The fifth of our Safe Sport webinars focused on the development of a survivor-centred approach.
Many speakers detailed how important it is to standardise principles, but also to work together with external stakeholders for wider effect.
Learn more about the IOC Safe Sport 2020 Webinar Series for NOCs and sign up for a session here.
The fifth instalment of the IOC Safe Sport 2020 Webinar Series for NOCs focused on the European Olympic Committees (EOC), covering the importance of prioritising athletes and creating a coherent system that removes all doubt from the reporting process.
The EOC webinar covered a range of topics related to safeguarding in sport, with several themes recurring throughout, none more so than the importance of taking a survivor-centred approach and how crucial supporting initial reports is to ensuring cooperation throughout the process. Though these issues are complicated, the IOC Safe Sport 2020 Webinar Series for NOCs recognises this complexity. The region-specific sessions consider different sociocultural contexts and acknowledge that there is no universal solution for safe sport.

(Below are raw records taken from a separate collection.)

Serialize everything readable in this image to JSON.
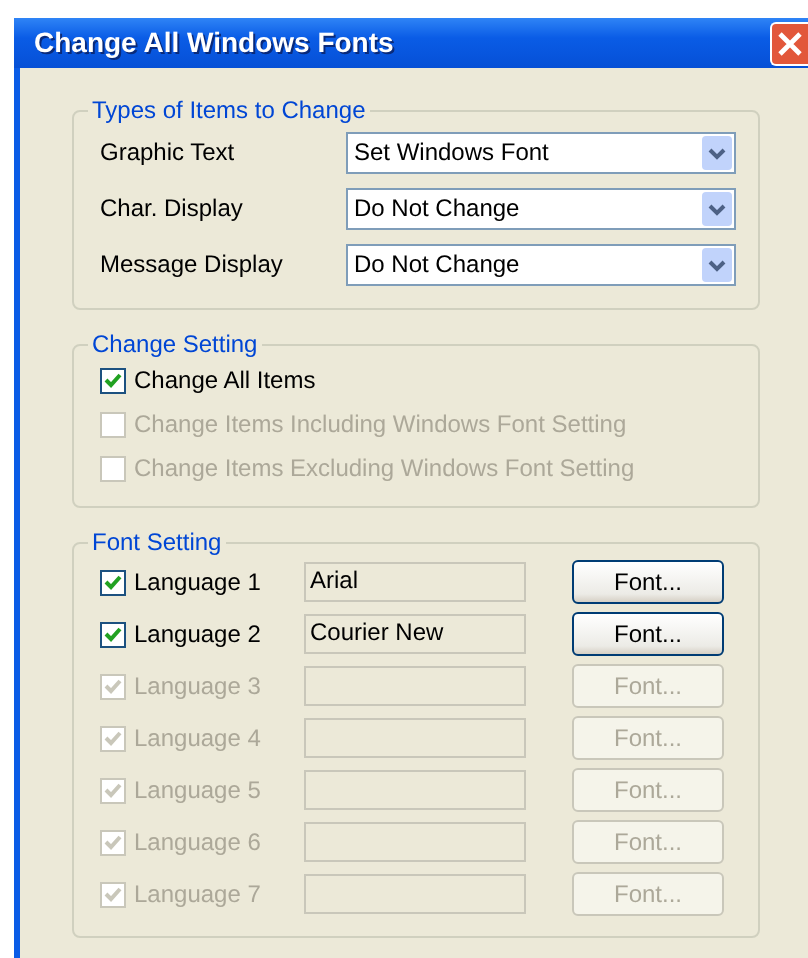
{
  "window": {
    "title": "Change All Windows Fonts"
  },
  "types_group": {
    "title": "Types of Items to Change",
    "rows": [
      {
        "label": "Graphic Text",
        "value": "Set Windows Font"
      },
      {
        "label": "Char. Display",
        "value": "Do Not Change"
      },
      {
        "label": "Message Display",
        "value": "Do Not Change"
      }
    ]
  },
  "change_setting": {
    "title": "Change Setting",
    "options": [
      {
        "label": "Change All Items",
        "checked": true,
        "disabled": false
      },
      {
        "label": "Change Items Including Windows Font Setting",
        "checked": false,
        "disabled": true
      },
      {
        "label": "Change Items Excluding Windows Font Setting",
        "checked": false,
        "disabled": true
      }
    ]
  },
  "font_setting": {
    "title": "Font Setting",
    "languages": [
      {
        "label": "Language 1",
        "checked": true,
        "disabled": false,
        "font": "Arial",
        "button": "Font..."
      },
      {
        "label": "Language 2",
        "checked": true,
        "disabled": false,
        "font": "Courier New",
        "button": "Font..."
      },
      {
        "label": "Language 3",
        "checked": true,
        "disabled": true,
        "button": "Font..."
      },
      {
        "label": "Language 4",
        "checked": true,
        "disabled": true,
        "button": "Font..."
      },
      {
        "label": "Language 5",
        "checked": true,
        "disabled": true,
        "button": "Font..."
      },
      {
        "label": "Language 6",
        "checked": true,
        "disabled": true,
        "button": "Font..."
      },
      {
        "label": "Language 7",
        "checked": true,
        "disabled": true,
        "button": "Font..."
      }
    ]
  }
}
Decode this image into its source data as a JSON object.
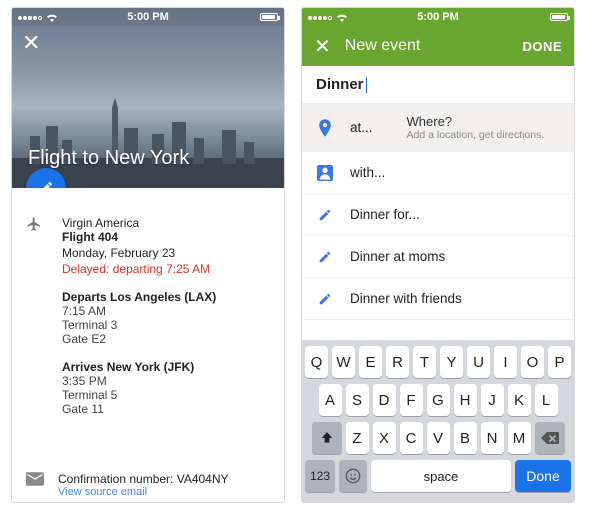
{
  "status": {
    "time": "5:00 PM"
  },
  "left": {
    "hero_title": "Flight to New York",
    "airline": "Virgin America",
    "flight": "Flight 404",
    "date": "Monday, February 23",
    "delay": "Delayed: departing 7:25 AM",
    "departs_title": "Departs Los Angeles (LAX)",
    "departs_time": "7:15 AM",
    "departs_terminal": "Terminal 3",
    "departs_gate": "Gate E2",
    "arrives_title": "Arrives New York (JFK)",
    "arrives_time": "3:35 PM",
    "arrives_terminal": "Terminal 5",
    "arrives_gate": "Gate 11",
    "confirmation": "Confirmation number: VA404NY",
    "source_link": "View source email"
  },
  "right": {
    "appbar_title": "New event",
    "done": "DONE",
    "event_title": "Dinner",
    "at_label": "at...",
    "where_q": "Where?",
    "where_sub": "Add a location, get directions.",
    "with_label": "with...",
    "sugg1": "Dinner for...",
    "sugg2": "Dinner at moms",
    "sugg3": "Dinner with friends"
  },
  "keyboard": {
    "row1": [
      "Q",
      "W",
      "E",
      "R",
      "T",
      "Y",
      "U",
      "I",
      "O",
      "P"
    ],
    "row2": [
      "A",
      "S",
      "D",
      "F",
      "G",
      "H",
      "J",
      "K",
      "L"
    ],
    "row3": [
      "Z",
      "X",
      "C",
      "V",
      "B",
      "N",
      "M"
    ],
    "sym": "123",
    "space": "space",
    "done": "Done"
  }
}
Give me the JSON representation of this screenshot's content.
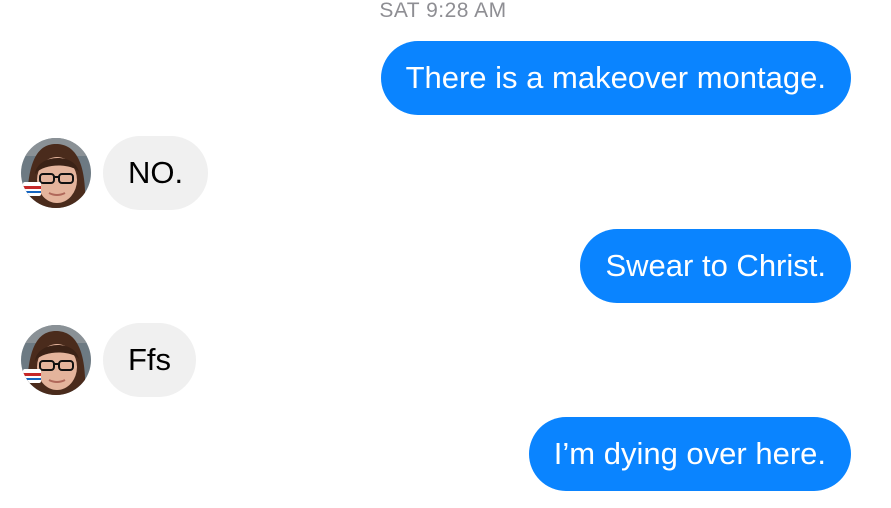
{
  "conversation": {
    "timestamp": "SAT 9:28 AM",
    "messages": [
      {
        "direction": "outgoing",
        "text": "There is a makeover montage."
      },
      {
        "direction": "incoming",
        "text": "NO.",
        "avatar": "contact-avatar-photo"
      },
      {
        "direction": "outgoing",
        "text": "Swear to Christ."
      },
      {
        "direction": "incoming",
        "text": "Ffs",
        "avatar": "contact-avatar-photo"
      },
      {
        "direction": "outgoing",
        "text": "I’m dying over here."
      }
    ]
  },
  "colors": {
    "outgoing_bubble": "#0a84ff",
    "incoming_bubble": "#f0f0f0",
    "timestamp_text": "#8e8e93"
  }
}
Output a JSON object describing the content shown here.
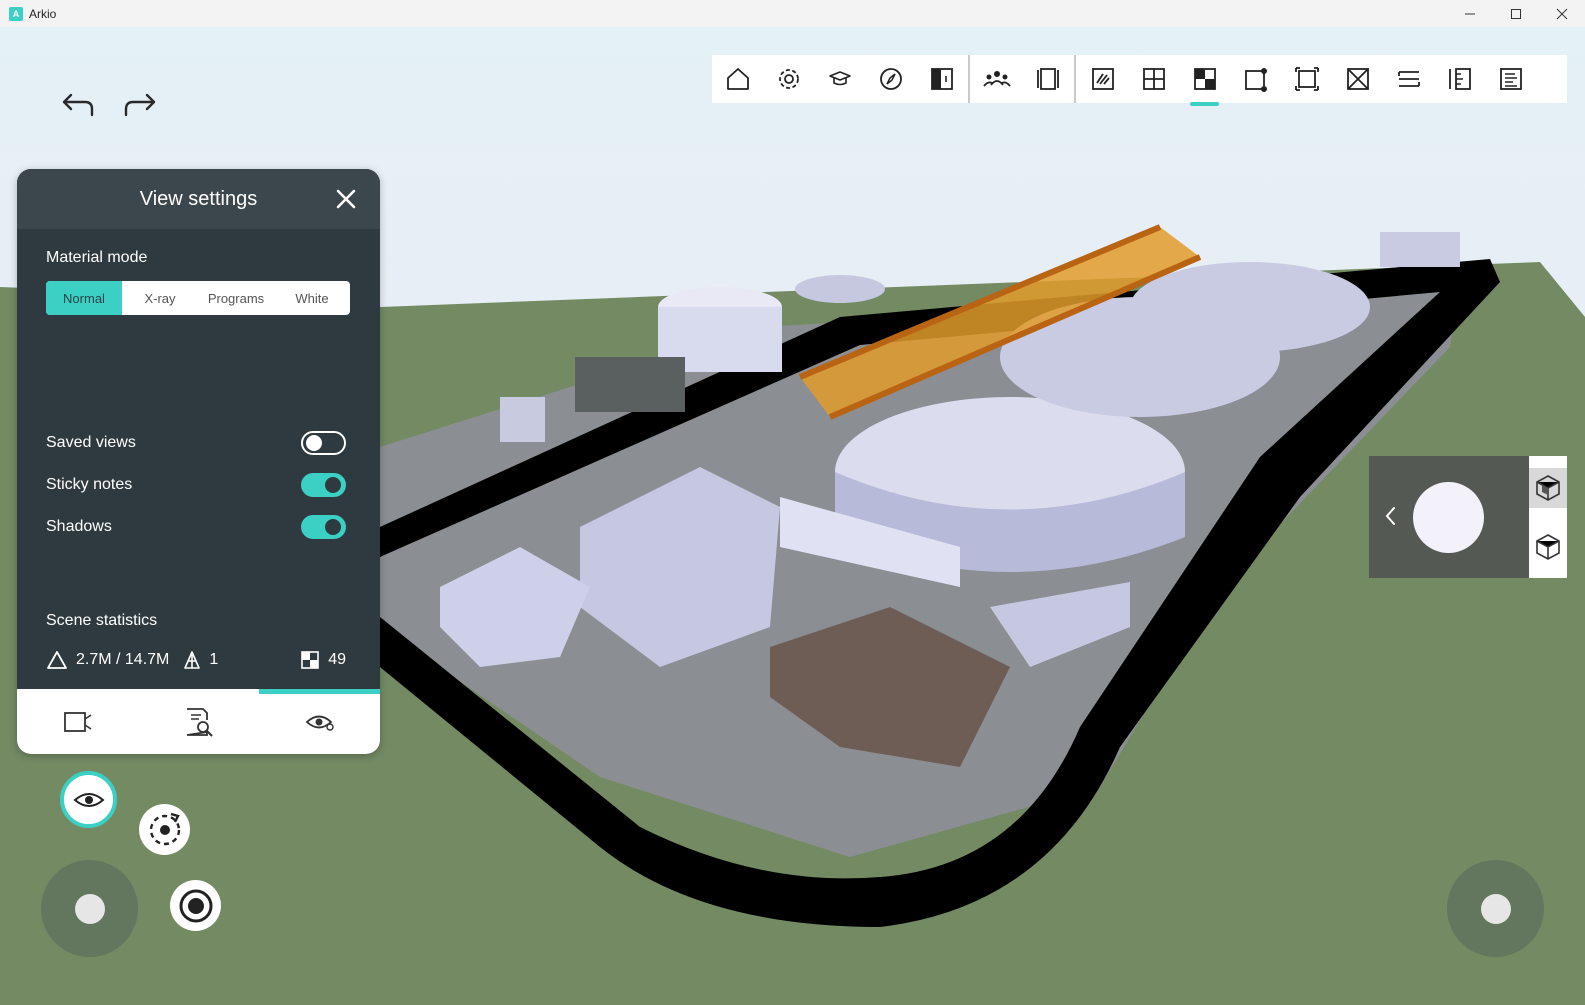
{
  "window": {
    "title": "Arkio",
    "controls": [
      "minimize",
      "maximize",
      "close"
    ]
  },
  "history": {
    "undo_icon": "undo-icon",
    "redo_icon": "redo-icon"
  },
  "toolbar": {
    "items": [
      {
        "id": "home",
        "icon": "home-icon"
      },
      {
        "id": "settings",
        "icon": "gear-icon"
      },
      {
        "id": "learn",
        "icon": "graduation-cap-icon"
      },
      {
        "id": "compass",
        "icon": "compass-icon"
      },
      {
        "id": "split-view",
        "icon": "split-view-icon"
      },
      {
        "id": "collaborate",
        "icon": "people-icon"
      },
      {
        "id": "panels",
        "icon": "panels-icon"
      },
      {
        "id": "sketch",
        "icon": "sketch-icon"
      },
      {
        "id": "grid",
        "icon": "grid-icon"
      },
      {
        "id": "view-settings",
        "icon": "checker-icon",
        "active": true
      },
      {
        "id": "resize",
        "icon": "resize-icon"
      },
      {
        "id": "select",
        "icon": "selection-icon"
      },
      {
        "id": "cut",
        "icon": "section-box-icon"
      },
      {
        "id": "section",
        "icon": "section-plane-icon"
      },
      {
        "id": "measure",
        "icon": "ruler-icon"
      },
      {
        "id": "properties",
        "icon": "document-icon"
      }
    ]
  },
  "panel": {
    "title": "View settings",
    "material_mode": {
      "label": "Material mode",
      "options": [
        "Normal",
        "X-ray",
        "Programs",
        "White"
      ],
      "selected": "Normal"
    },
    "toggles": [
      {
        "label": "Saved views",
        "on": false
      },
      {
        "label": "Sticky notes",
        "on": true
      },
      {
        "label": "Shadows",
        "on": true
      }
    ],
    "statistics": {
      "label": "Scene statistics",
      "triangles": "2.7M / 14.7M",
      "objects": "1",
      "materials": "49"
    },
    "footer_tabs": [
      {
        "icon": "camera-icon",
        "active": false
      },
      {
        "icon": "inspect-document-icon",
        "active": false
      },
      {
        "icon": "eye-settings-icon",
        "active": true
      }
    ]
  },
  "colors": {
    "accent": "#3ccfc4",
    "panel": "#2e3a3f",
    "ground": "#738a63"
  }
}
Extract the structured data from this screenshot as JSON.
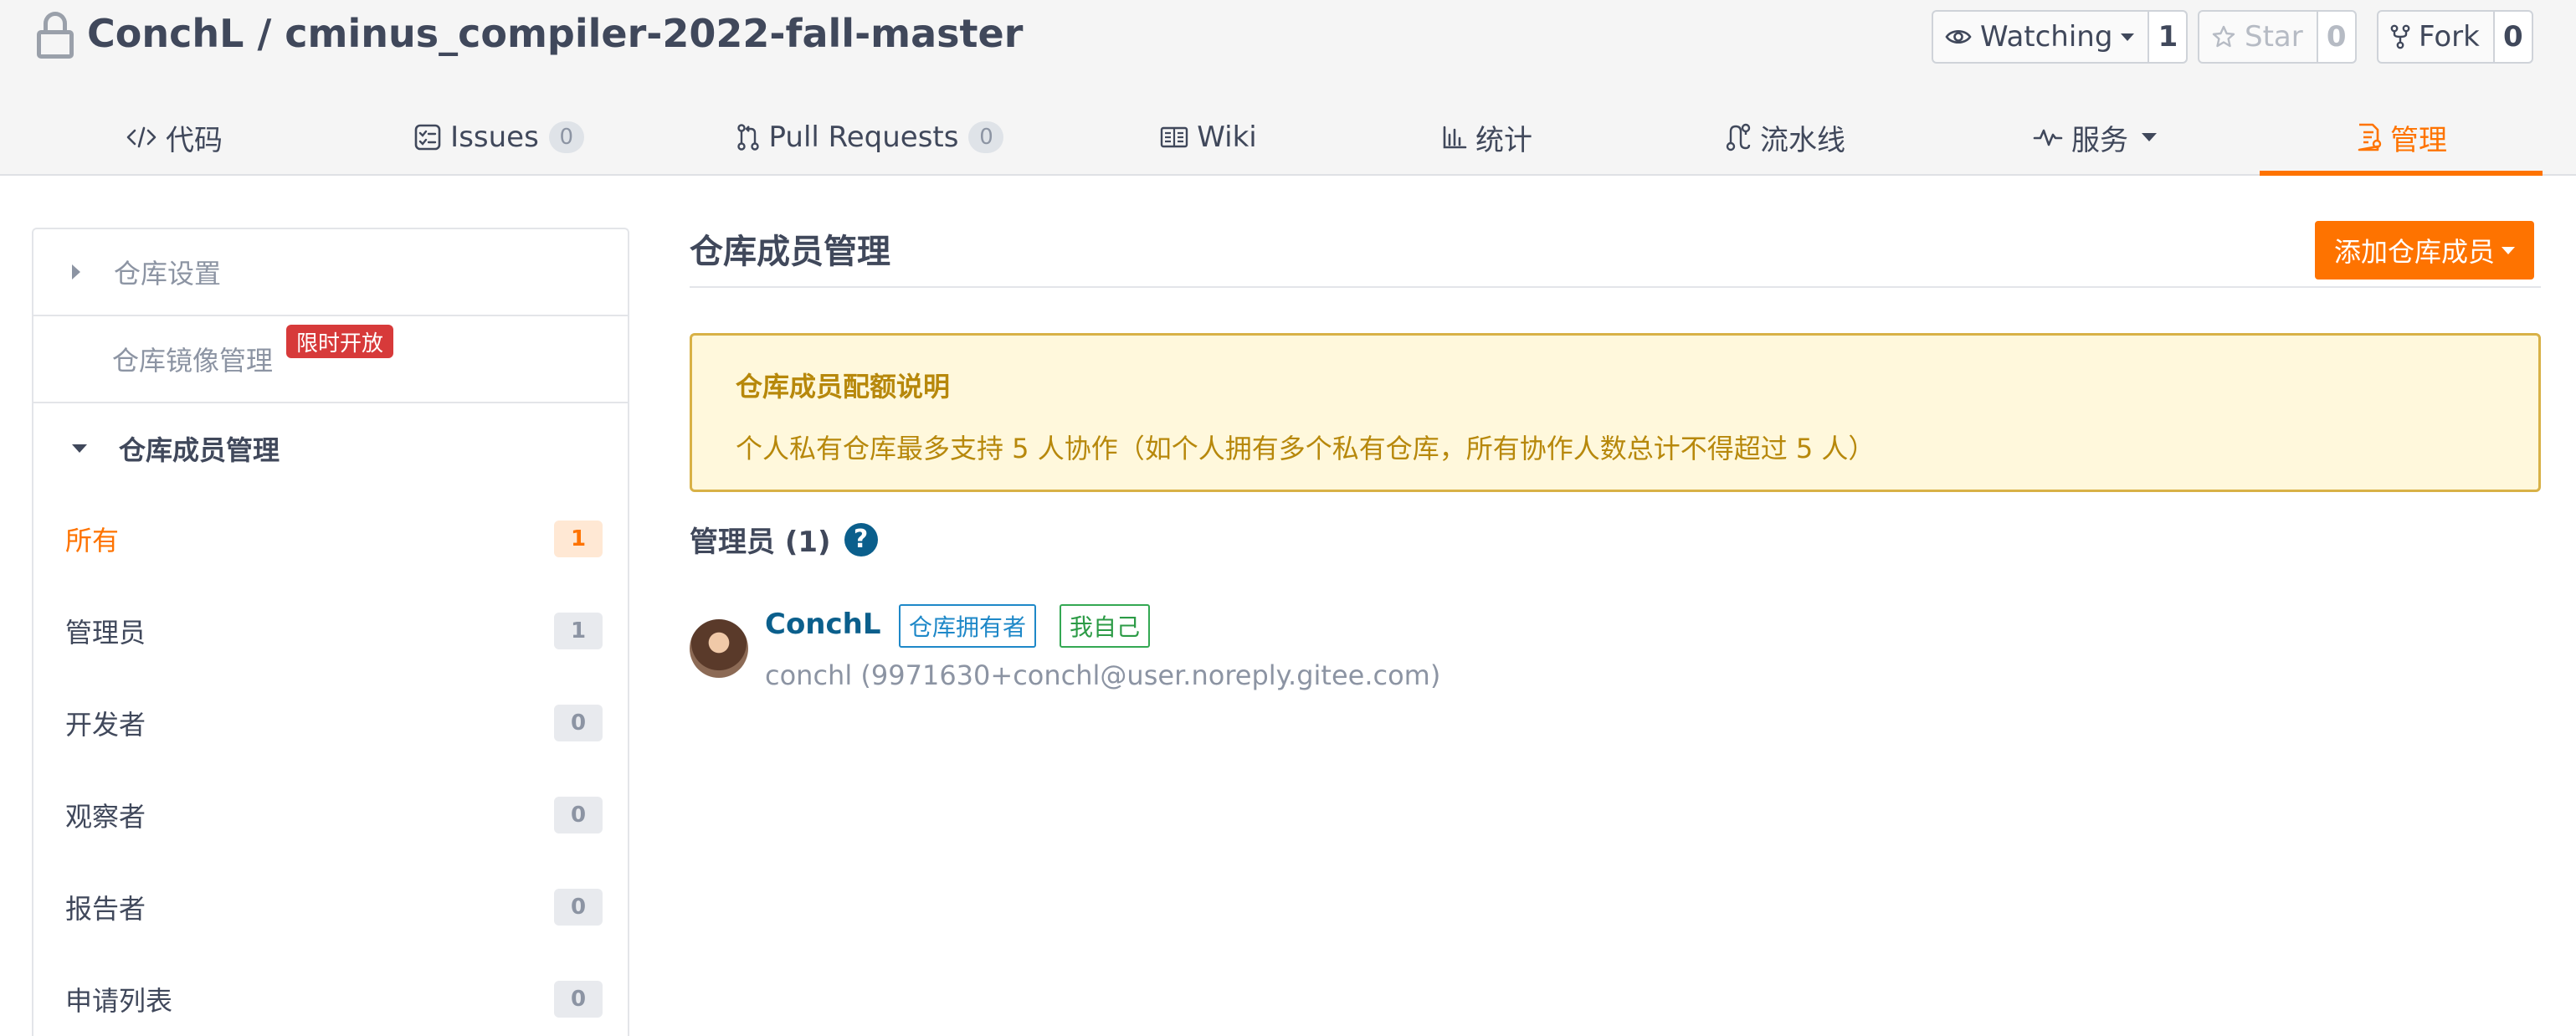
{
  "repo": {
    "owner": "ConchL",
    "separator": " / ",
    "name": "cminus_compiler-2022-fall-master"
  },
  "actions": {
    "watch": {
      "label": "Watching",
      "count": "1"
    },
    "star": {
      "label": "Star",
      "count": "0"
    },
    "fork": {
      "label": "Fork",
      "count": "0"
    }
  },
  "tabs": [
    {
      "label": "代码"
    },
    {
      "label": "Issues",
      "count": "0"
    },
    {
      "label": "Pull Requests",
      "count": "0"
    },
    {
      "label": "Wiki"
    },
    {
      "label": "统计"
    },
    {
      "label": "流水线"
    },
    {
      "label": "服务"
    },
    {
      "label": "管理"
    }
  ],
  "sidebar": {
    "repo_settings": "仓库设置",
    "mirror_mgmt": "仓库镜像管理",
    "limited_badge": "限时开放",
    "member_mgmt": "仓库成员管理",
    "items": [
      {
        "label": "所有",
        "count": "1"
      },
      {
        "label": "管理员",
        "count": "1"
      },
      {
        "label": "开发者",
        "count": "0"
      },
      {
        "label": "观察者",
        "count": "0"
      },
      {
        "label": "报告者",
        "count": "0"
      },
      {
        "label": "申请列表",
        "count": "0"
      }
    ]
  },
  "main": {
    "title": "仓库成员管理",
    "add_button": "添加仓库成员",
    "notice": {
      "title": "仓库成员配额说明",
      "text": "个人私有仓库最多支持 5 人协作（如个人拥有多个私有仓库，所有协作人数总计不得超过 5 人）"
    },
    "admins_heading": "管理员 (1)",
    "help_glyph": "?",
    "member": {
      "name": "ConchL",
      "tag_owner": "仓库拥有者",
      "tag_self": "我自己",
      "email": "conchl (9971630+conchl@user.noreply.gitee.com)"
    }
  },
  "colors": {
    "accent": "#fe7300",
    "link": "#0b5f8c",
    "notice_bg": "#fff8dc",
    "notice_text": "#b7880b",
    "danger_badge": "#d73a3a"
  }
}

One of the key themes put forward by Kat Craig, founder and CEO of Athlead CIC, is the importance of taking a survivor-centred approach to safe sport, in that the survivor is always placed as the central pillar around which everything else revolves. Many assume that this is always the case, but unfortunately that is not true, and this approach needs to be supported by a host of actionable policies. For instance, understanding that “survivors” are not a homogenous group. Each survivor has their own life experience, their own interests and their own personality, and so having a general approach is not sufficient. Instead, a multi-faceted team is required to be able to properly fulfil the needs of survivors.
This is just one way of supporting survivors and ensuring they feel comfortable enough in the system to report any and all incidents of abuse or harassment. By creating an inclusive environment for survivors and victims, we must also understand how critical the first moment is for victims and for stopping abuse in sport as a whole. The person reporting an incident must feel they are believed from the very first moment, or they will simply not engage in the process. This doesn’t mean that you are abandoning due process, but causing any doubt during the first contact with the victim could result in a lost opportunity to help and to learn from the experience, which can bring newfound knowledge to further develop the framework and process for responding to allegations of abuse.
The theme of ensuring athletes feel comfortable and confident enough in the process to report any instance of abuse was echoed by EOC Athletes’ Commission Chair Gerd Kanter. To fully understand how this can become a possibility, we first have to understand why it is that athletes may not report a case of abuse or harassment. As previously mentioned, not being believed is a core issue that often comes up, while the high-stakes nature of sport and being excluded from or jeopardising your position in your sport is another recurring theme. Finally, any uncertainty with the reporting process can also act as a barrier to athletes, and so it is of the utmost importance that these “procedures are perceived and made sense of by athletes and others in sport”.
Creating a framework across Europe
Clotilde Talleu, Senior Project Manager at the Council of Europe, presented her team’s work in establishing a pilot initiative called “Child Safeguarding in Sport”, running from March 2020 to October 2021. This programme, which is run in partnership with five countries – Austria, Belgium, Israel, Norway and Portugal – aims to offer technical support to the public bodies in charge of sport and sports organisations that are trying to develop their own child safeguarding in sport policies. One of the crucial first steps the initiative took was to establish a Child Safeguarding Officer (CSO) role in sport, ensuring that there is always someone with a singular focus on the issue.
The process is split into three components: developing policies, building capacities and equipping those involved in safeguarding. During the first step, the team focused on creating country-specific roadmaps for integrating child safeguarding in sport policies, including actionable steps to introduce CSO roles in sport. Not only do these roadmaps take a holistic approach by covering all forms of violence against children in sport, but they are tailored to each location. This echoes the idea that each case of abuse is unique and is influenced by environmental circumstances.
Measuring a long-term process
Dr Tine Vertommen, a researcher in safeguarding and child protection at Thomas More University in Belgium, highlighted one of the key obstacles to being able to properly assess the impact and comprehensiveness of safeguarding policies. Safeguarding as a concept can often be hard to define, and it can often be labelled under different categories. This lack of a central definition of safeguarding can prevent you from seeing the whole picture.
This is all the more damaging when considering the importance of measuring the effectiveness of what has been put in place on a regular basis. In the best-case scenario, there should not just be a measurement after the action or policy has been enacted, but also prior tests to use as comparisons. There are, however, simple solutions to overcoming these hurdles, such as using consistent terminology, monitoring data and developing minimum standards for affiliated sports organisations.